## What is being asked:
Look over the entries and say how many lines include the word "Ctrl". Only the number, please.

## Stored data:
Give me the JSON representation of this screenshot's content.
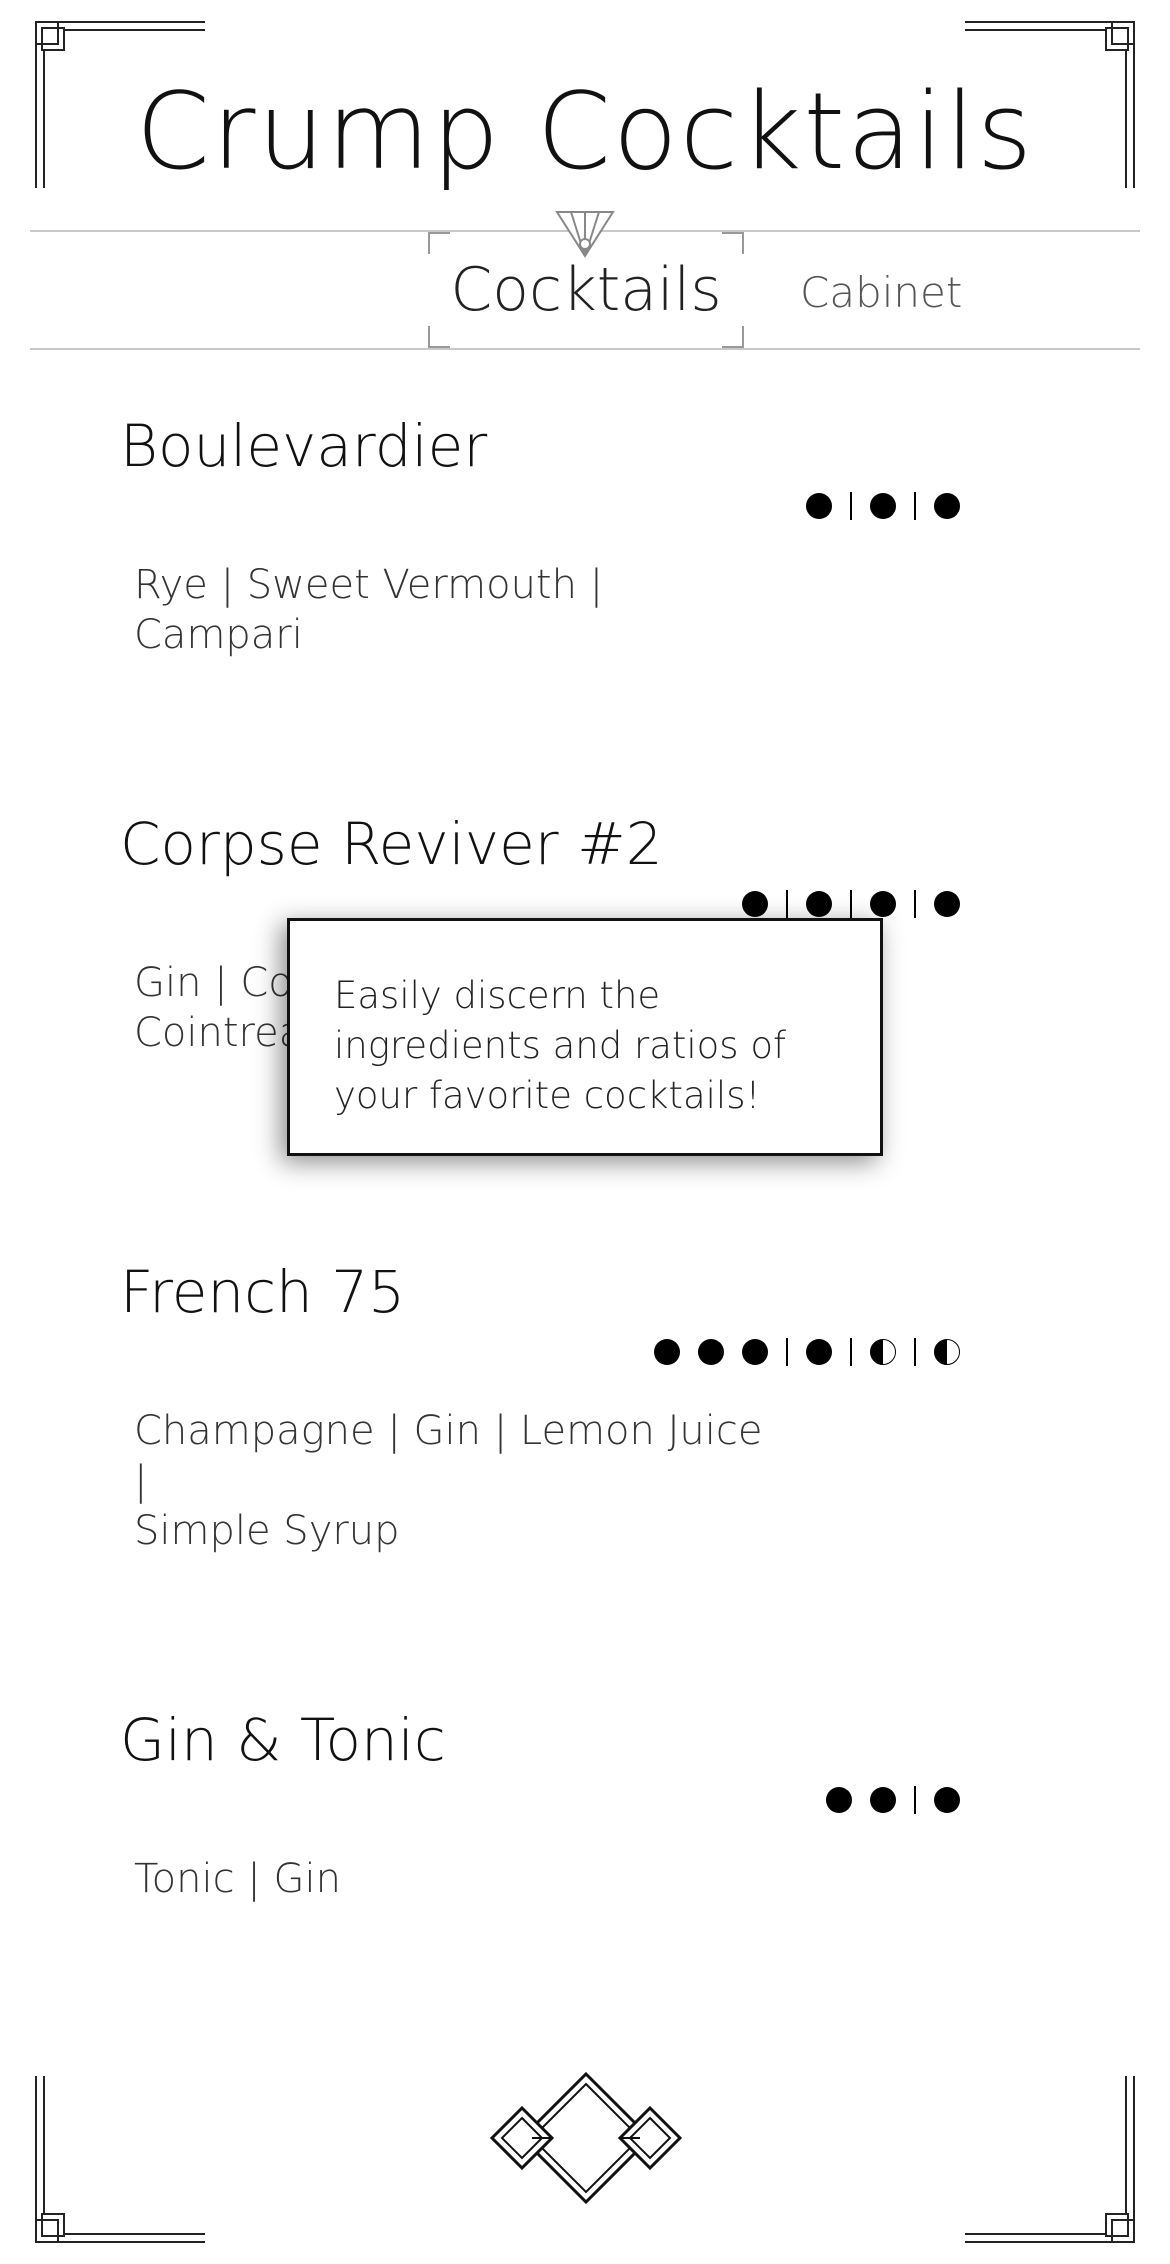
{
  "app": {
    "title": "Crump Cocktails"
  },
  "nav": {
    "tabs": [
      {
        "label": "Cocktails",
        "active": true
      },
      {
        "label": "Cabinet",
        "active": false
      }
    ]
  },
  "cocktails": [
    {
      "name": "Boulevardier",
      "ingredients": "Rye | Sweet Vermouth | Campari",
      "ratio": [
        "full",
        "sep",
        "full",
        "sep",
        "full"
      ]
    },
    {
      "name": "Corpse Reviver #2",
      "ingredients": "Gin | Cocchi Americano | Lemon Juice | Cointreau",
      "ingredients_line1": "Gin | Co",
      "ingredients_line2": "Cointrea",
      "ratio": [
        "full",
        "sep",
        "full",
        "sep",
        "full",
        "sep",
        "full"
      ]
    },
    {
      "name": "French 75",
      "ingredients": "Champagne | Gin | Lemon Juice | Simple Syrup",
      "ingredients_line1": "Champagne | Gin | Lemon Juice |",
      "ingredients_line2": "Simple Syrup",
      "ratio": [
        "full",
        "full",
        "full",
        "sep",
        "full",
        "sep",
        "half",
        "sep",
        "half"
      ]
    },
    {
      "name": "Gin & Tonic",
      "ingredients": "Tonic | Gin",
      "ratio": [
        "full",
        "full",
        "sep",
        "full"
      ]
    }
  ],
  "tooltip": {
    "text": "Easily discern the ingredients and ratios of your favorite cocktails!"
  },
  "icons": {
    "corners": "art-deco-corner-icon",
    "nav_emblem": "art-deco-fan-icon",
    "footer": "interlocking-diamonds-icon"
  },
  "colors": {
    "text": "#111111",
    "muted": "#555555",
    "rule": "#c8c8c8",
    "background": "#ffffff"
  }
}
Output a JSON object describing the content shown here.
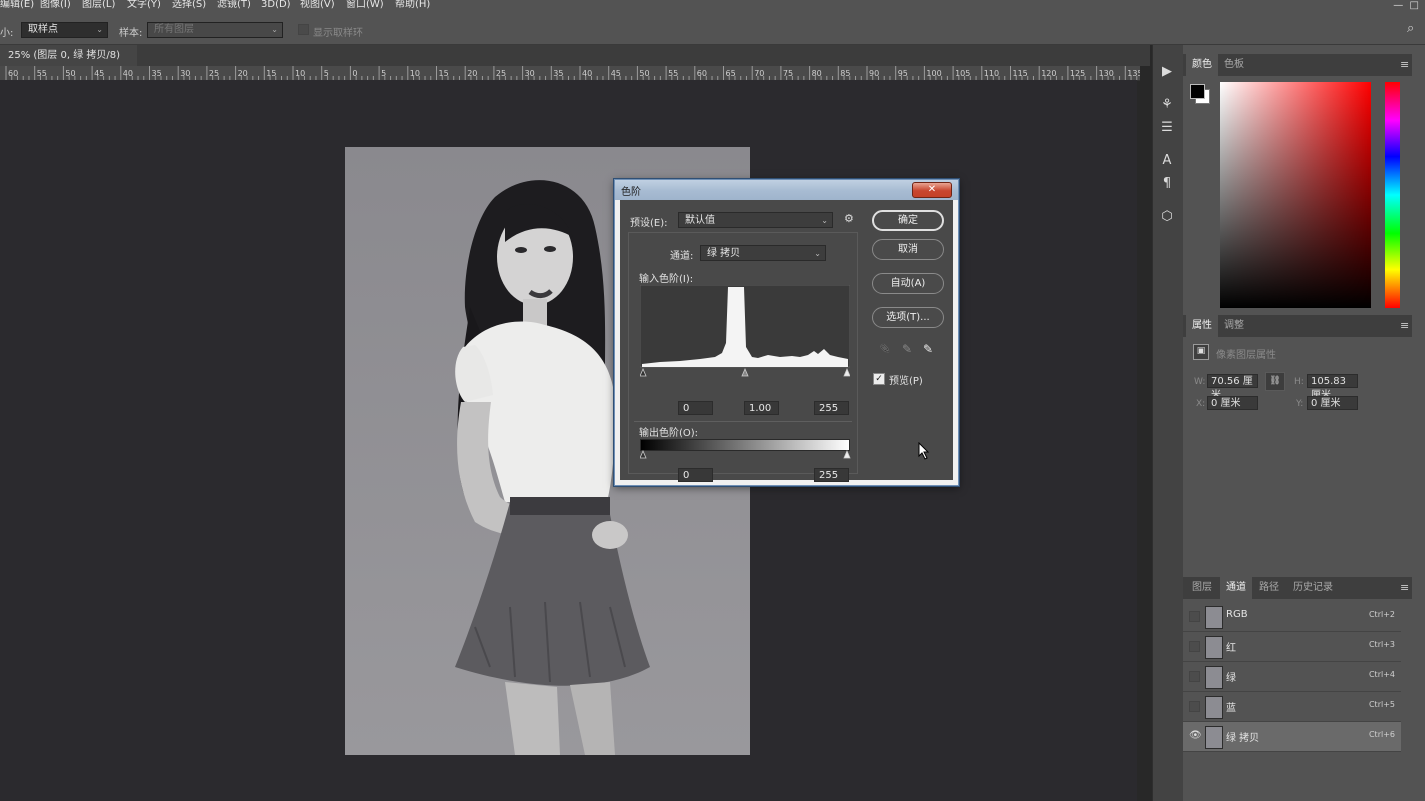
{
  "menu": [
    "编辑(E)",
    "图像(I)",
    "图层(L)",
    "文字(Y)",
    "选择(S)",
    "滤镜(T)",
    "3D(D)",
    "视图(V)",
    "窗口(W)",
    "帮助(H)"
  ],
  "options_bar": {
    "size_label": "小:",
    "size_value": "取样点",
    "sample_label": "样本:",
    "sample_value": "所有图层",
    "show_ring_label": "显示取样环"
  },
  "document_tab": {
    "title": "25% (图层 0, 绿 拷贝/8) *",
    "close": "×"
  },
  "ruler_labels": [
    "60",
    "55",
    "50",
    "45",
    "40",
    "35",
    "30",
    "25",
    "20",
    "15",
    "10",
    "5",
    "0",
    "5",
    "10",
    "15",
    "20",
    "25",
    "30",
    "35",
    "40",
    "45",
    "50",
    "55",
    "60",
    "65",
    "70",
    "75",
    "80",
    "85",
    "90",
    "95",
    "100",
    "105",
    "110",
    "115",
    "120",
    "125",
    "130",
    "135"
  ],
  "color_panel": {
    "tabs": [
      "颜色",
      "色板"
    ]
  },
  "properties_panel": {
    "tabs": [
      "属性",
      "调整"
    ],
    "section_title": "像素图层属性",
    "w_label": "W:",
    "w_value": "70.56 厘米",
    "h_label": "H:",
    "h_value": "105.83 厘米",
    "x_label": "X:",
    "x_value": "0 厘米",
    "y_label": "Y:",
    "y_value": "0 厘米"
  },
  "channels_panel": {
    "tabs": [
      "图层",
      "通道",
      "路径",
      "历史记录"
    ],
    "channels": [
      {
        "name": "RGB",
        "shortcut": "Ctrl+2"
      },
      {
        "name": "红",
        "shortcut": "Ctrl+3"
      },
      {
        "name": "绿",
        "shortcut": "Ctrl+4"
      },
      {
        "name": "蓝",
        "shortcut": "Ctrl+5"
      },
      {
        "name": "绿 拷贝",
        "shortcut": "Ctrl+6"
      }
    ]
  },
  "levels_dialog": {
    "title": "色阶",
    "close": "✕",
    "preset_label": "预设(E):",
    "preset_value": "默认值",
    "channel_label": "通道:",
    "channel_value": "绿 拷贝",
    "input_levels_label": "输入色阶(I):",
    "input_black": "0",
    "input_gamma": "1.00",
    "input_white": "255",
    "output_levels_label": "输出色阶(O):",
    "output_black": "0",
    "output_white": "255",
    "ok": "确定",
    "cancel": "取消",
    "auto": "自动(A)",
    "options": "选项(T)...",
    "preview_label": "预览(P)",
    "preview_checked": true
  }
}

## Answer section:
5